_Your task_
Read through the data, and wherever a line holds the word "true", write that line out.

··· Provided data

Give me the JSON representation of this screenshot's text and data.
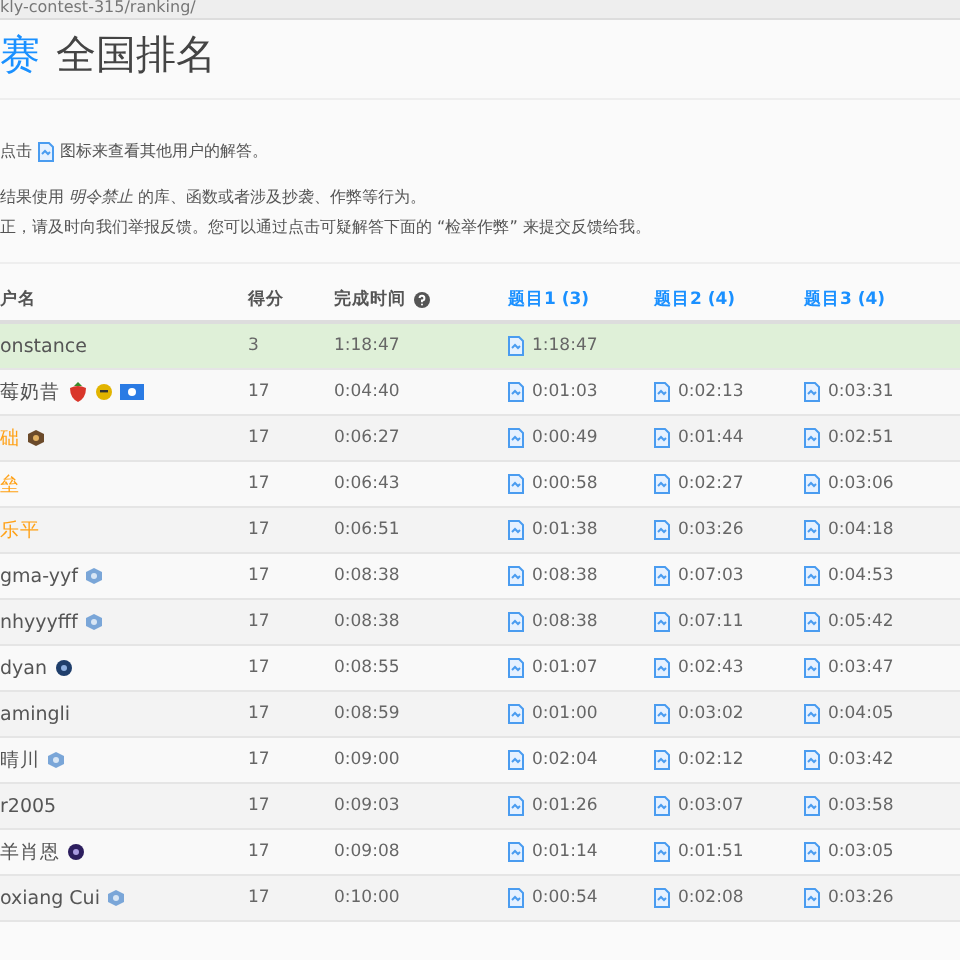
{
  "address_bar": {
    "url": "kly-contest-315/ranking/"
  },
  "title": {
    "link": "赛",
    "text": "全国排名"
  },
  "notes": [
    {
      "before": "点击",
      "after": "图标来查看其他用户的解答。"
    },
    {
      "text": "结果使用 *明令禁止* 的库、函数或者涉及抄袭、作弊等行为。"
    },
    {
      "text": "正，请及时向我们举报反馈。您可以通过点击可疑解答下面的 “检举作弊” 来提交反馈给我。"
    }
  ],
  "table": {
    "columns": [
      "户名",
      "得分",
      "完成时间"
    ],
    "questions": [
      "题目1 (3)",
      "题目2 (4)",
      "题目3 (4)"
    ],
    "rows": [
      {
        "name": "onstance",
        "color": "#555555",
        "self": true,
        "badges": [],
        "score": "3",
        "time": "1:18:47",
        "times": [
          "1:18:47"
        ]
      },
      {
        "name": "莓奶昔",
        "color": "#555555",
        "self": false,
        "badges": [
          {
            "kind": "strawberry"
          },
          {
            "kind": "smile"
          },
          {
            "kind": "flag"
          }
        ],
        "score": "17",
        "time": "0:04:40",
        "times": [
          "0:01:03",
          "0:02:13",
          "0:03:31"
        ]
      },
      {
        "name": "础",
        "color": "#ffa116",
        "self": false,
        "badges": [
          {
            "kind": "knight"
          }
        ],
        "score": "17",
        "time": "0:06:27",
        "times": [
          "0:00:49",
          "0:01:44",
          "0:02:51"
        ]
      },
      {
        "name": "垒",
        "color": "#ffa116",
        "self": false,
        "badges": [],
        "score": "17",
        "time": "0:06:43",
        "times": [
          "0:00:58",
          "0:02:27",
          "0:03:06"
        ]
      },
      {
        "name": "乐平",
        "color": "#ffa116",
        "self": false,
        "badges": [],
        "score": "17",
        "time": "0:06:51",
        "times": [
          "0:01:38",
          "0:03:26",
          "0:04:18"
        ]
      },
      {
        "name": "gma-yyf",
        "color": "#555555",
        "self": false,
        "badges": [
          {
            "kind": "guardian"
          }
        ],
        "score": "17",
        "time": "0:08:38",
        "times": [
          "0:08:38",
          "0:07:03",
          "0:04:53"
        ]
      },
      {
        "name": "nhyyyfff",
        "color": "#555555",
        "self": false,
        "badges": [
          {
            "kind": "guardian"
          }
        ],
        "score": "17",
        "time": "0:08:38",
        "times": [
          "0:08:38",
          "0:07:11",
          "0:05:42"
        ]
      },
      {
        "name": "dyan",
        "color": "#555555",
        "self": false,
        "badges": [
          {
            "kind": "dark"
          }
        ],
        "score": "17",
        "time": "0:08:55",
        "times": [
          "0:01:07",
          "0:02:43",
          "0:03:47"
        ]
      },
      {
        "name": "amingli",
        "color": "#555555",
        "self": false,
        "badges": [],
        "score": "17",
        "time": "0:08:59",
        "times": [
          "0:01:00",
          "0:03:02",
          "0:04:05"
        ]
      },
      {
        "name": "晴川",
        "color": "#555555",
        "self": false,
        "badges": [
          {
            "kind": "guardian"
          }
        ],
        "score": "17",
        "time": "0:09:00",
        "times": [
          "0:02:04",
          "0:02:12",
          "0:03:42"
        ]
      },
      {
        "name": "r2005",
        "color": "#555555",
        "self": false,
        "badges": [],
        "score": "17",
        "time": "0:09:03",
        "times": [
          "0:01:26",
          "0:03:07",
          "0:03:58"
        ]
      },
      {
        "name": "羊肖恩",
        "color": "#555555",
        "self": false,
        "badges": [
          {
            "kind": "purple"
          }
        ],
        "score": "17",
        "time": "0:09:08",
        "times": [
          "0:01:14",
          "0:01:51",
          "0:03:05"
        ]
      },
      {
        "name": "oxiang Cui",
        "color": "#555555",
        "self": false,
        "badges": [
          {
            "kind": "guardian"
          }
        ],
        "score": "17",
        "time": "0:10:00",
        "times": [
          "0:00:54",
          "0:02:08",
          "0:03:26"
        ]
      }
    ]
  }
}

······
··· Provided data

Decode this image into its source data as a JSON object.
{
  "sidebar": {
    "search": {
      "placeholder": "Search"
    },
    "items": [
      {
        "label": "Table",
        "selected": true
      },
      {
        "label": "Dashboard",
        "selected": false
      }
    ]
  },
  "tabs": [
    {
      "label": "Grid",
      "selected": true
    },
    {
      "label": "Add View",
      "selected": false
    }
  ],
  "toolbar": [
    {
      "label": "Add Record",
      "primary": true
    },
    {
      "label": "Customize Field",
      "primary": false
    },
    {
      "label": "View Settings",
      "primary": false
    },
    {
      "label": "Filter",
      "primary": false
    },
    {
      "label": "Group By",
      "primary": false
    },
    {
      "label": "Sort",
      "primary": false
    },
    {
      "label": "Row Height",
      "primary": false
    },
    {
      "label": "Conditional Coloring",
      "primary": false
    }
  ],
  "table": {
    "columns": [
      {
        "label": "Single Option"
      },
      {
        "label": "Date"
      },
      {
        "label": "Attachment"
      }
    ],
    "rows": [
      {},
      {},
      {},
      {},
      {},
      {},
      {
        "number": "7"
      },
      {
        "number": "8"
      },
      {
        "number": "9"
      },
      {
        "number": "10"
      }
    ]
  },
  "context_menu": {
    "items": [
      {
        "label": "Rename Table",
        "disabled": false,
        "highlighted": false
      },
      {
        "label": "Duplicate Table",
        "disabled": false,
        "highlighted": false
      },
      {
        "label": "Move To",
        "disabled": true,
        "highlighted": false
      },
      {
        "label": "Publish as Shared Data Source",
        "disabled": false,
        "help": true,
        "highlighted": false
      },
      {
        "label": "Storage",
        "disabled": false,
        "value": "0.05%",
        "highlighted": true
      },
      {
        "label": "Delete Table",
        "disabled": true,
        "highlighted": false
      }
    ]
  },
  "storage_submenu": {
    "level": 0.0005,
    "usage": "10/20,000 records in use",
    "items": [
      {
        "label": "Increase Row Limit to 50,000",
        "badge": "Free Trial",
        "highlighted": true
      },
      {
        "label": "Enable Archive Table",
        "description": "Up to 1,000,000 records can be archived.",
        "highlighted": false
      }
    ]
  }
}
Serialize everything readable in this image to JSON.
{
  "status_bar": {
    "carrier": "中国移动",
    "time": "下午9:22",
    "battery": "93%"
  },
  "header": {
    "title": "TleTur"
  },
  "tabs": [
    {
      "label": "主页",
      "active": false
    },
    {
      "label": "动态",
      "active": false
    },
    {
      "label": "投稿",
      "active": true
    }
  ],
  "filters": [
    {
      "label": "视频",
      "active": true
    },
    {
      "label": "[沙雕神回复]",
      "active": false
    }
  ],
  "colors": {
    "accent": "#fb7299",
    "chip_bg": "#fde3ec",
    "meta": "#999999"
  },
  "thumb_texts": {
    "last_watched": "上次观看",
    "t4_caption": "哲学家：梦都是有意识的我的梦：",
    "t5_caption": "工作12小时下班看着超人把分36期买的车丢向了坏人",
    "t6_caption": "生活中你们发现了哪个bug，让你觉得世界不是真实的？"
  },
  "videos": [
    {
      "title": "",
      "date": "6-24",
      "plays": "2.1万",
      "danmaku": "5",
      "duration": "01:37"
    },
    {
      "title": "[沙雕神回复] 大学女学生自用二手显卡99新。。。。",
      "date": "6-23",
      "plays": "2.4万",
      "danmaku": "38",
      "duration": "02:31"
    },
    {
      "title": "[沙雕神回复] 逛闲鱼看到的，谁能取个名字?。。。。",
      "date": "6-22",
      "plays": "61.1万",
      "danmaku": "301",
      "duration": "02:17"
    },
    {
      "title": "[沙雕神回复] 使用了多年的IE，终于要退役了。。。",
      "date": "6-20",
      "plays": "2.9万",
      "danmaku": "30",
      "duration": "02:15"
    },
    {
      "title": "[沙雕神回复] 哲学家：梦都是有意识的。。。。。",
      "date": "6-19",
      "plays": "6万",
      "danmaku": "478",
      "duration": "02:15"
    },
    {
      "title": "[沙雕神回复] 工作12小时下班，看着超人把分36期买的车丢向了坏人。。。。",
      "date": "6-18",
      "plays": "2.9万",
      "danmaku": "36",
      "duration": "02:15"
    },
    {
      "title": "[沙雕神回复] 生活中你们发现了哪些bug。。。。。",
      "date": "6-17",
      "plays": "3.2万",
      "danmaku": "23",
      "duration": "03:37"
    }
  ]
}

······
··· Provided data

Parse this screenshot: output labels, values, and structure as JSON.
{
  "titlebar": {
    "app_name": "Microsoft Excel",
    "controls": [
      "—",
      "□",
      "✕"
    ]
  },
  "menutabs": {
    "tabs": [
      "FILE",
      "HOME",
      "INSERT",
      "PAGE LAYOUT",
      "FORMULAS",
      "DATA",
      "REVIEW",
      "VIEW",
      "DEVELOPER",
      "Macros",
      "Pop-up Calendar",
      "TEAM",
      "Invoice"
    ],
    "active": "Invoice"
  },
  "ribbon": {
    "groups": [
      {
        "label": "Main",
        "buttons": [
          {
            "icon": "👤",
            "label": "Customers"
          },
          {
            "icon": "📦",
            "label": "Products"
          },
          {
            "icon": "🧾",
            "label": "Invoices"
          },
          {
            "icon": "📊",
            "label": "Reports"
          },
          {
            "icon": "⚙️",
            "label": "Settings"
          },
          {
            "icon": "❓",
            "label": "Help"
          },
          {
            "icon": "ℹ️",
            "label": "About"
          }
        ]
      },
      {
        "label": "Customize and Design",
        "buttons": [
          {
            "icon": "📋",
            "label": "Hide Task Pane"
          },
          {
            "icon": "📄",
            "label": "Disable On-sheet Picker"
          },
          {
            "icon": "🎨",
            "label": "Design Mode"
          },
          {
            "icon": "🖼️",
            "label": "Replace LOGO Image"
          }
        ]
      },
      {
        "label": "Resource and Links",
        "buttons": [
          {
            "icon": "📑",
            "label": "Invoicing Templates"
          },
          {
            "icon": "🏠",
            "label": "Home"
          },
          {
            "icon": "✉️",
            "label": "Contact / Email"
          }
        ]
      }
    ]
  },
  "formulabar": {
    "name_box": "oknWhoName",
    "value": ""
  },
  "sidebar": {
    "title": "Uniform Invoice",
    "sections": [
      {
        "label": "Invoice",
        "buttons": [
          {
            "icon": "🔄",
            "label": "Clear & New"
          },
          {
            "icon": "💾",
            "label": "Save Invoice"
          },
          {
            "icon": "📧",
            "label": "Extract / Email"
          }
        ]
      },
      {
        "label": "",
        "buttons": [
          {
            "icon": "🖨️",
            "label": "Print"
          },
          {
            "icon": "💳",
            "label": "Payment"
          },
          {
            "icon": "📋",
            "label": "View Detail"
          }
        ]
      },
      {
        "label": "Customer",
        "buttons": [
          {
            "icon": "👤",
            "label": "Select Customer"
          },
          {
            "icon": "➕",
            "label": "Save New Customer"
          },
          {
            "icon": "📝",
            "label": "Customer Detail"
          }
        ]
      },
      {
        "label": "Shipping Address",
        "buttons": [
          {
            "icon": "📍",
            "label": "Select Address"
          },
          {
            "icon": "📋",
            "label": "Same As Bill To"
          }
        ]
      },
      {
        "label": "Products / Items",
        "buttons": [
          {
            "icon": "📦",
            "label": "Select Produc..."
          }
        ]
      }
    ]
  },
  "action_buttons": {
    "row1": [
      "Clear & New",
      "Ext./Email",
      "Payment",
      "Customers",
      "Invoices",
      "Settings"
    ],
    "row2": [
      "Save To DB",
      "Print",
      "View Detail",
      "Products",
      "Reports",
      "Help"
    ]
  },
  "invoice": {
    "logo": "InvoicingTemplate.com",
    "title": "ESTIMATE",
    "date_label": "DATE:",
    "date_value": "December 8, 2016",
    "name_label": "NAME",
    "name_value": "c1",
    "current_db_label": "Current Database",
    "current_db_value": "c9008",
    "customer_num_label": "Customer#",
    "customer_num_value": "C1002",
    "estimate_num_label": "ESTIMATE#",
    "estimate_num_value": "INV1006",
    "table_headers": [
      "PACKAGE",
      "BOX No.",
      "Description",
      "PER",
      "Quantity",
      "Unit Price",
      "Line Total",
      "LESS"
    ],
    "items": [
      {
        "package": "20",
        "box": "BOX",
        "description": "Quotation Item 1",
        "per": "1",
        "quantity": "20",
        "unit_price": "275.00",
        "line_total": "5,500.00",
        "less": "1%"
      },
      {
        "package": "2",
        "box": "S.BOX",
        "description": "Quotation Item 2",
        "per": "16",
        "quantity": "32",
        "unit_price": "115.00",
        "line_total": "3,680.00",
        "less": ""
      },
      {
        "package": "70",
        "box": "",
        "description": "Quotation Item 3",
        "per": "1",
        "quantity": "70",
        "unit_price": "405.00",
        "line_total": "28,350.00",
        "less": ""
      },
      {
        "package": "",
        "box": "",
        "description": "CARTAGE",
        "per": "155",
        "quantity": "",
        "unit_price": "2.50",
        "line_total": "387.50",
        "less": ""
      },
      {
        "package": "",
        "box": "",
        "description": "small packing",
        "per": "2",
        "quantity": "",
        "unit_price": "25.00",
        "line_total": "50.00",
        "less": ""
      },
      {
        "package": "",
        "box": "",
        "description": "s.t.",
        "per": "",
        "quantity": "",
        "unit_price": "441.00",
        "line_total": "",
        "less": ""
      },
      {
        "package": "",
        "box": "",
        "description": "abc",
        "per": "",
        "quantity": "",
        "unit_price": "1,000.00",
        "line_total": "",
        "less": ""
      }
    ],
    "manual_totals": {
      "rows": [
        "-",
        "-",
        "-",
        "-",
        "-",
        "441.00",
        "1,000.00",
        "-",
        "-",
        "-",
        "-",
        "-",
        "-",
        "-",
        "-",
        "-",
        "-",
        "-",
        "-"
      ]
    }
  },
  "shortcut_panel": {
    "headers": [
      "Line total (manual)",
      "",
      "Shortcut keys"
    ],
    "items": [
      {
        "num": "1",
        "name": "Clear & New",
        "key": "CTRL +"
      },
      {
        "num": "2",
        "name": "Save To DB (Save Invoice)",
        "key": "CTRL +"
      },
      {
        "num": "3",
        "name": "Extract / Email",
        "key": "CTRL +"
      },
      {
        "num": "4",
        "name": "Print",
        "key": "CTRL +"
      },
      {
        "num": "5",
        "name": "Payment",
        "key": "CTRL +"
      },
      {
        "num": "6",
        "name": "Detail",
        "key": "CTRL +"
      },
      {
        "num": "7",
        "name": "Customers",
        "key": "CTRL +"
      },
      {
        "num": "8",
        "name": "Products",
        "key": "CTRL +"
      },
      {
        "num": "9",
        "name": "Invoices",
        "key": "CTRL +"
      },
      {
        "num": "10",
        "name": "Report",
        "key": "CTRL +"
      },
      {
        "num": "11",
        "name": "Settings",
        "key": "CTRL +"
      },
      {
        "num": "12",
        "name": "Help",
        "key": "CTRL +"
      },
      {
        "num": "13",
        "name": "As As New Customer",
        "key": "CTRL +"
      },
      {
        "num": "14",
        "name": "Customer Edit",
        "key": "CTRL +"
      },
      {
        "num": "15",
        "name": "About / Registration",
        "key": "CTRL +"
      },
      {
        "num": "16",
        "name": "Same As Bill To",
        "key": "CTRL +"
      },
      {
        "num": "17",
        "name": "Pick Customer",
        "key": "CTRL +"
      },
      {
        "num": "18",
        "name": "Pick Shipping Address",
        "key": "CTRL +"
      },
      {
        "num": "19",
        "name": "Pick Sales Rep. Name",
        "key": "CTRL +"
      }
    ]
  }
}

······

_Result for this exercise_
        "self": true,
        "selected": true
      "selected": true
      "primary": true
        "disabled": true,
        "help": true,
        "highlighted": true
        "disabled": true,
        "highlighted": true
      "active": true
      "active": true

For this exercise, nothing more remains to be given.